Time flies when you are having fun (and gardening and cooking delicious fresh food!). It’s been a great summer of learning, gardening, and eating at the Hands On Nashville Urban Farm. For six weeks, our 2015 Urban Agriculture Teaching lead their peers through a hands-on curriculum that aimed to positively impact knowledge and behavior around eating. They did a wonderful job!
Here’s a few numbers that help tell the story:
- Participants hours at Crop City : 2,800+
- Pounds of produce harvested: 300+
- Number of Teaching Interns: 12
And while it won’t show up in any numbers or future learning menu, we shared a lot of laughs, games, smiles, and good food with a great group of participants.
Here’s a sampling of the lessons taught in the latter half of the Crop City summer.
If someone asked to you to pick a tomatillo from a garden could you find it? How about a ground cherry or jalapeño? All summer long, campers were asked to locate and harvest vegetables based on the learning lessons for the day. Through these lessons, we discussed many different types of fruits, vegetables, herbs, and weeds and how they all grow together.
Recipes and Cooking Vocabulary.
Bake, boil, sauté, mince, chop: the list of cooking vocabulary terms could go on forever. That’s why we spent time at the Nutrition Station discussing the different parts of recipes and how healthy, exquisite meals come together step-by-step.
Calories, serving sizes, types of ingredients…they’re all listed on food labels. But how do we know what they mean? Campers received a crash-course lesson on reading labels and understanding how they affect healthy eating decisions. (Question: If you can’t pronounce the ingredients on the nutrition label, how do you think your body feels trying to digest it?) Campers learned how to read the ingredients on foods, which can be especially important for those with food allergies and sensitivities.
Can you name the different parts of a plant? Participants learned all about leaves, flowers, fruits, stems, roots, and seeds! With the leadership of our Urban Agriculture Interns, participants took a close look at the inner workings of fruits and veggies and counted seeds from harvested vegetables.

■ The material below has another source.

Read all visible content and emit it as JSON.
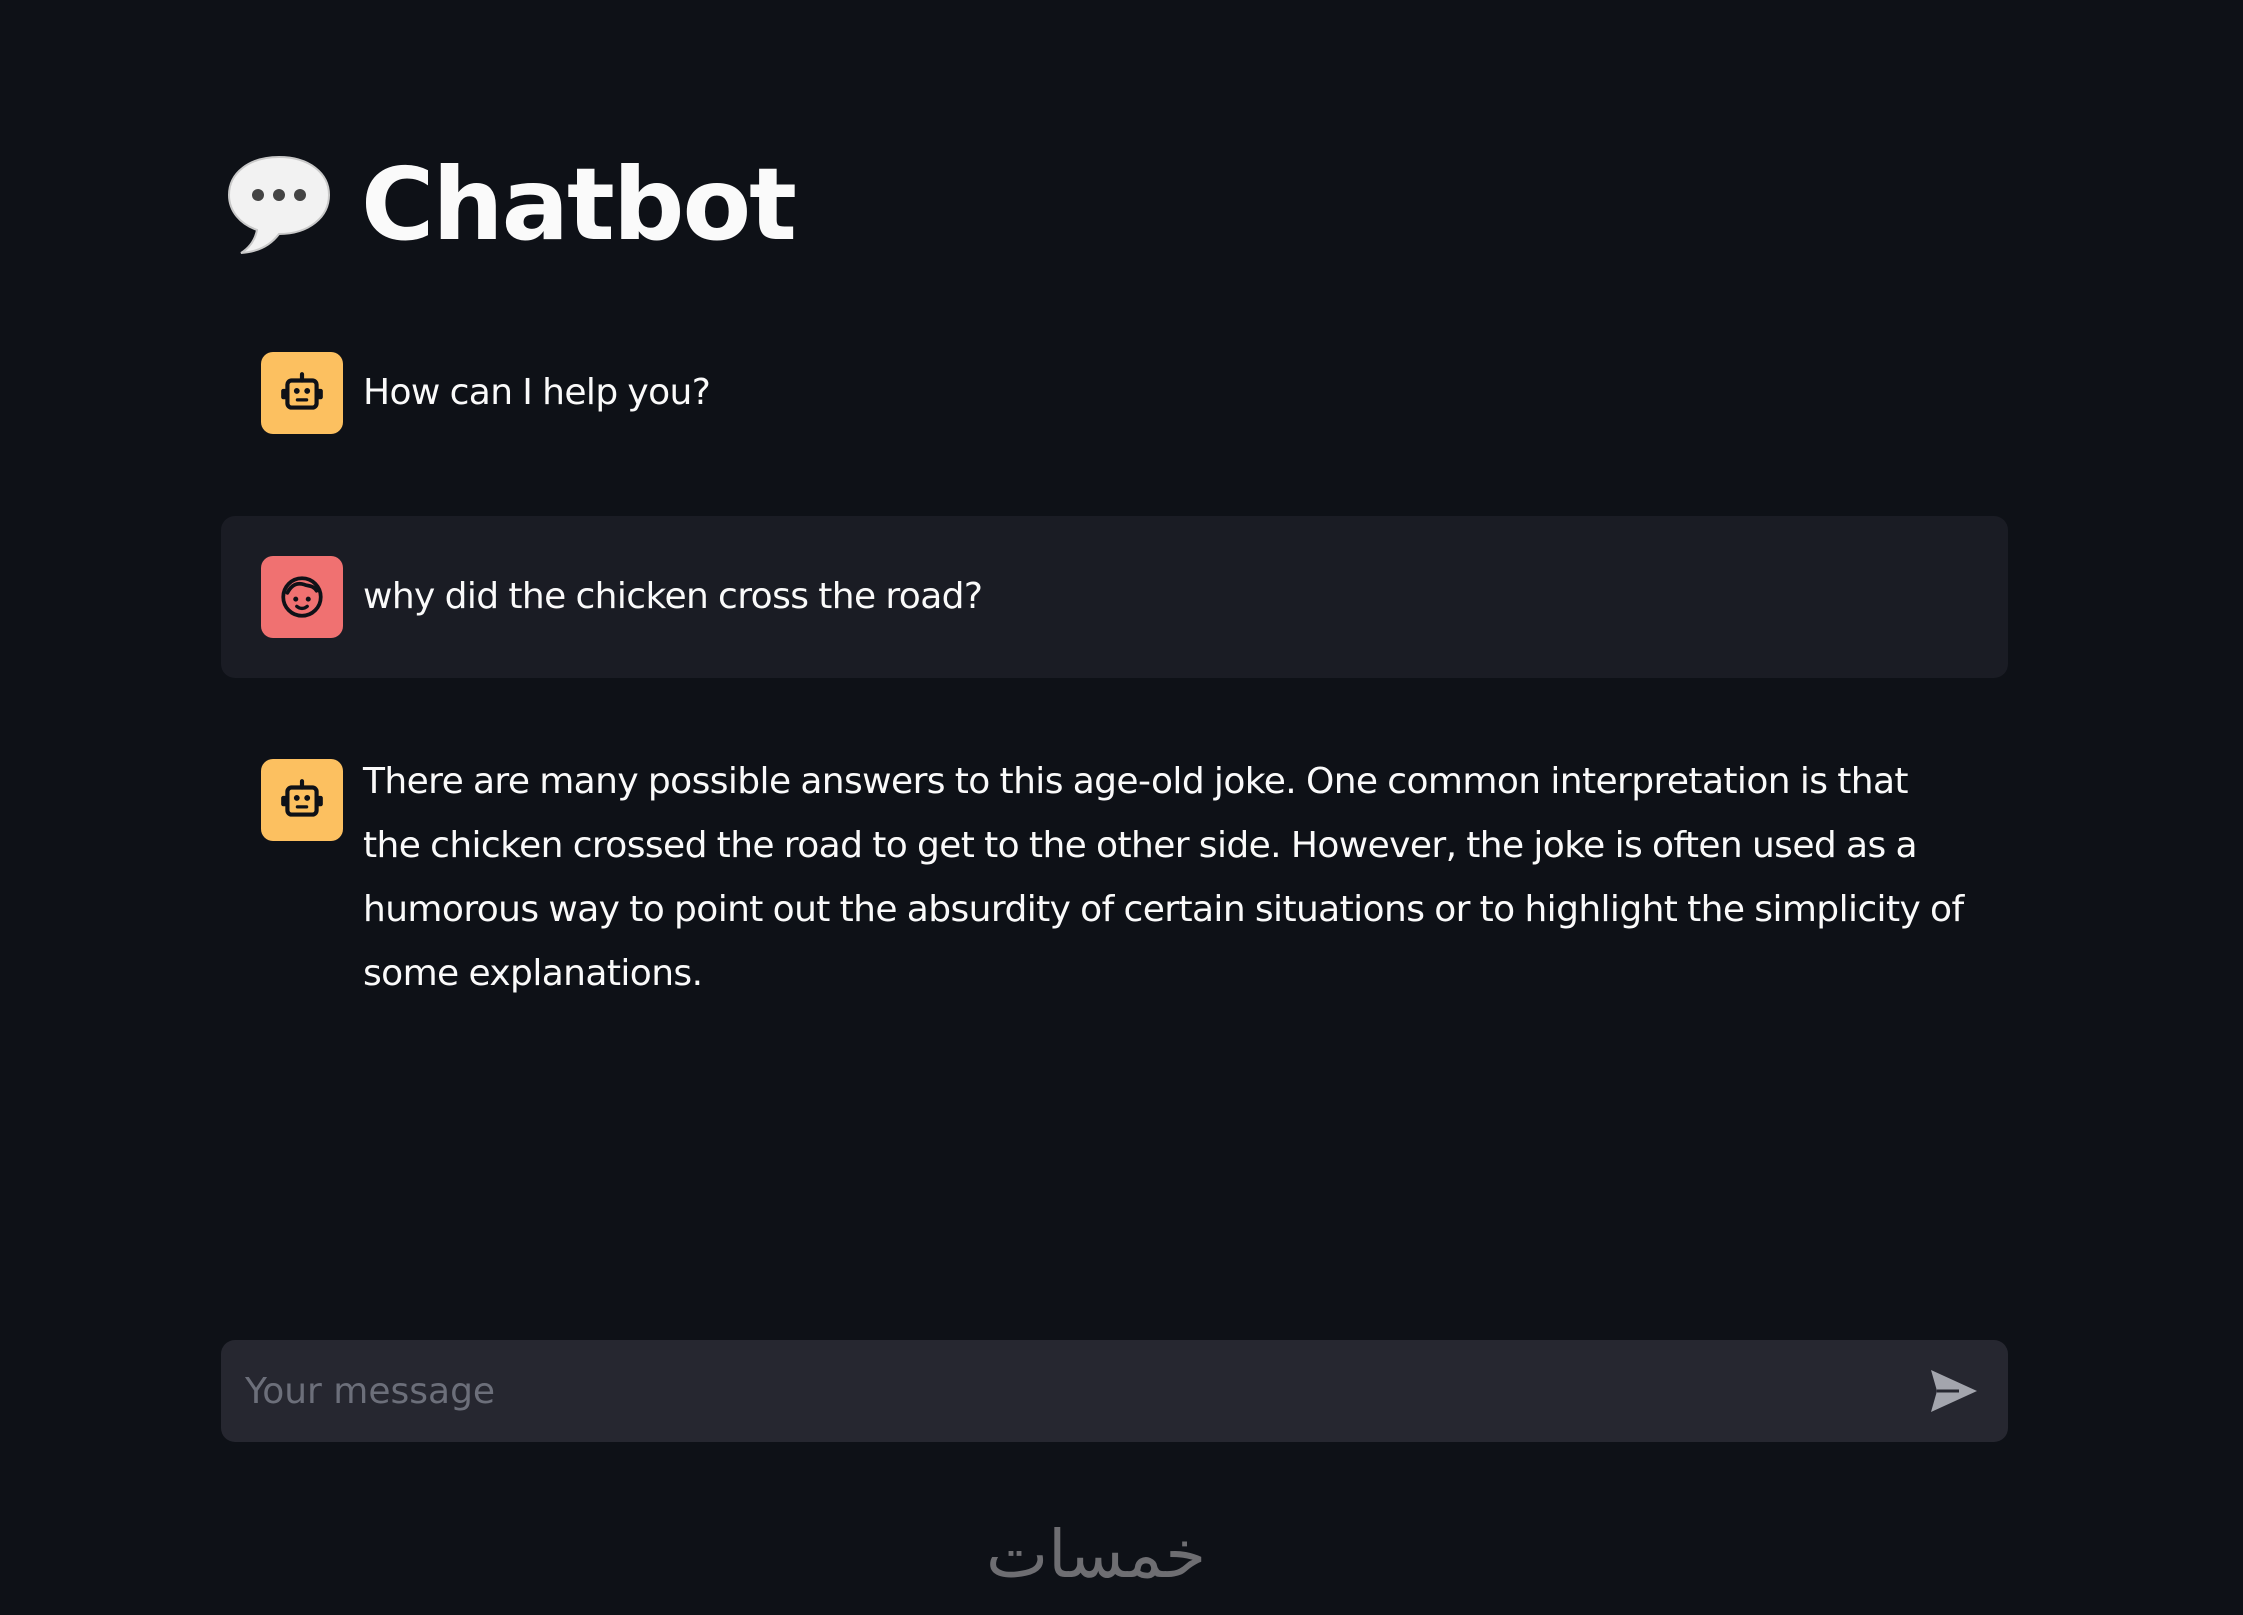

When ready, they laid them out to dry properly for future planting.
At the Impacts Station participants learned about food deserts, areas in urban neighborhoods and rural towns without ready access to fresh, healthy, and affordable food. They researched maps of food deserts in the Nashville area, played games to simulate where foods come from, and talked about potential solutions to combat food deserts. Throughout the lesson, participants discussed urban gardens, home gardens, supermarkets and public transportation as they relate to food access in communities.

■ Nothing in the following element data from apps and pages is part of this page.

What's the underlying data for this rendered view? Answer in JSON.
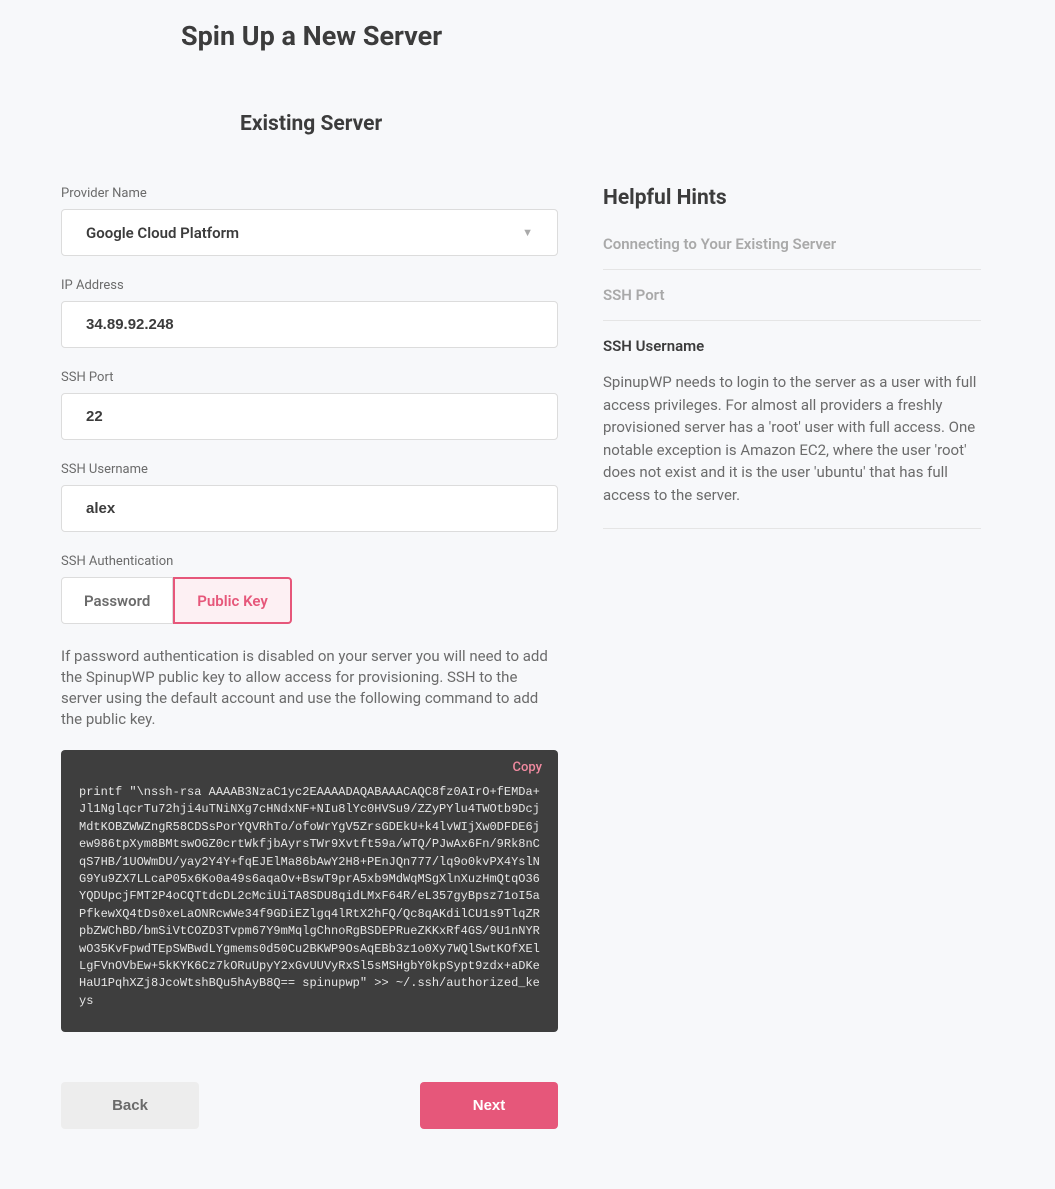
{
  "page_title": "Spin Up a New Server",
  "sub_title": "Existing Server",
  "form": {
    "provider_label": "Provider Name",
    "provider_value": "Google Cloud Platform",
    "ip_label": "IP Address",
    "ip_value": "34.89.92.248",
    "port_label": "SSH Port",
    "port_value": "22",
    "user_label": "SSH Username",
    "user_value": "alex",
    "auth_label": "SSH Authentication",
    "auth_password": "Password",
    "auth_public_key": "Public Key",
    "help_text": "If password authentication is disabled on your server you will need to add the SpinupWP public key to allow access for provisioning. SSH to the server using the default account and use the following command to add the public key.",
    "copy_label": "Copy",
    "ssh_command": "printf \"\\nssh-rsa AAAAB3NzaC1yc2EAAAADAQABAAACAQC8fz0AIrO+fEMDa+Jl1NglqcrTu72hji4uTNiNXg7cHNdxNF+NIu8lYc0HVSu9/ZZyPYlu4TWOtb9DcjMdtKOBZWWZngR58CDSsPorYQVRhTo/ofoWrYgV5ZrsGDEkU+k4lvWIjXw0DFDE6jew986tpXym8BMtswOGZ0crtWkfjbAyrsTWr9Xvtft59a/wTQ/PJwAx6Fn/9Rk8nCqS7HB/1UOWmDU/yay2Y4Y+fqEJElMa86bAwY2H8+PEnJQn777/lq9o0kvPX4YslNG9Yu9ZX7LLcaP05x6Ko0a49s6aqaOv+BswT9prA5xb9MdWqMSgXlnXuzHmQtqO36YQDUpcjFMT2P4oCQTtdcDL2cMciUiTA8SDU8qidLMxF64R/eL357gyBpsz71oI5aPfkewXQ4tDs0xeLaONRcwWe34f9GDiEZlgq4lRtX2hFQ/Qc8qAKdilCU1s9TlqZRpbZWChBD/bmSiVtCOZD3Tvpm67Y9mMqlgChnoRgBSDEPRueZKKxRf4GS/9U1nNYRwO35KvFpwdTEpSWBwdLYgmems0d50Cu2BKWP9OsAqEBb3z1o0Xy7WQlSwtKOfXElLgFVnOVbEw+5kKYK6Cz7kORuUpyY2xGvUUVyRxSl5sMSHgbY0kpSypt9zdx+aDKeHaU1PqhXZj8JcoWtshBQu5hAyB8Q== spinupwp\" >> ~/.ssh/authorized_keys"
  },
  "nav": {
    "back": "Back",
    "next": "Next"
  },
  "hints": {
    "title": "Helpful Hints",
    "items": [
      {
        "label": "Connecting to Your Existing Server"
      },
      {
        "label": "SSH Port"
      },
      {
        "label": "SSH Username"
      }
    ],
    "active_body": "SpinupWP needs to login to the server as a user with full access privileges. For almost all providers a freshly provisioned server has a 'root' user with full access. One notable exception is Amazon EC2, where the user 'root' does not exist and it is the user 'ubuntu' that has full access to the server."
  }
}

Salsa – Campers helped add tomatoes, onions, peppers, cilantro and spices to create a garden-fresh salsa that was one of a kind.
Thanks to all for a great summer. For more photos of Crop City 2015, click here!
Read a recap of the first half of Crop City here.